The New Jersey state Assembly Health Committee approved a bill today which would prohibit the sale of menthol cigarettes and flavored substances intended for hookah use.
The bill extends the current ban on the sale of flavored cigarettes to include menthol cigarettes, which were exempted from the flavored cigarette ban when it was first enacted in 2008, and also extends the ban to include clove cigarettes, which were exempted under the 2008 New Jersey law but were banned at by federal law in 2009.
The bill also bans flavored consumable hookah products, which are defined under the bill to mean any substance, including, but not limited to, tobacco, that is marketed, designed, or otherwise intended to be smoked or otherwise consumed using a hookah. The bill additionally makes the prohibitions and the penalties under the flavored cigarette ban applicable to retailers, rather than individuals.
A late amendment to the bill also included a ban on flavored oral nicotine pouches and “mass-produced” cigars.
A retailer who violates the provision of the bill pertaining to electronic smoking devices is to be liable to a civil penalty of a minimum of $500 for the first violation, $750 for the second violation, $1,000 for the third, and for the fourth and each subsequent violation, a fine of at least $1,000 and a three-year suspension of the person’s retail dealer licensee.
A bipartisan review of the bill by the Office of Legislative Services (OLS) fond that imposing the ban on menthol cigarettes alone could reduce cigarette tax revenues by as much as $205 million and sales and use tax revenues by as much as $38 million annually if all consumers of menthol cigarettes cease to purchase those products or alternative products that are subject to taxation.
Based on FY 2021 revenue performance, approximately 205 million packs of cigarettes were sold in New Jersey during that period, which of those, roughly 76 million packs sold contained menthol cigarettes. Thus, the amount of revenue generated from sales of menthol cigarettes was roughly $205 million in FY 2021.

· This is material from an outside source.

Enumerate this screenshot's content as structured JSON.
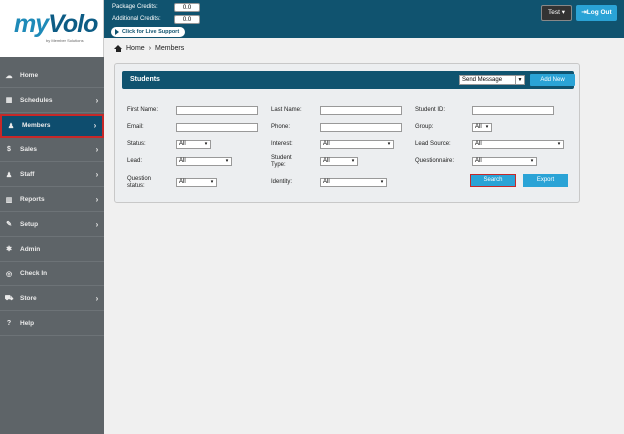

In their report, the OLS noted they cannot cannot predict the behavior of smokers who currently purchase menthol cigarettes in this State in response to a menthol cigarette ban, as those who currently purchase menthol cigarettes could choose to smoke non-flavored cigarettes or quit smoking altogether.
According to current state law, which was enacted in 2008, it is prohibited to to sell or distribute cigarettes with a “characterizing flavor other than tobacco, clove or menthol.”
A companion bill, sponsored by Senator Bob Singer (R-Lakewood), was approved by the Senate Health Committee earlier this year and awaits action by the full Senate.
The bill must pass the full Assembly and Senate before Governor Murphy can sign. If he does, New Jersey will join Massachusetts as the only state to institute such a ban.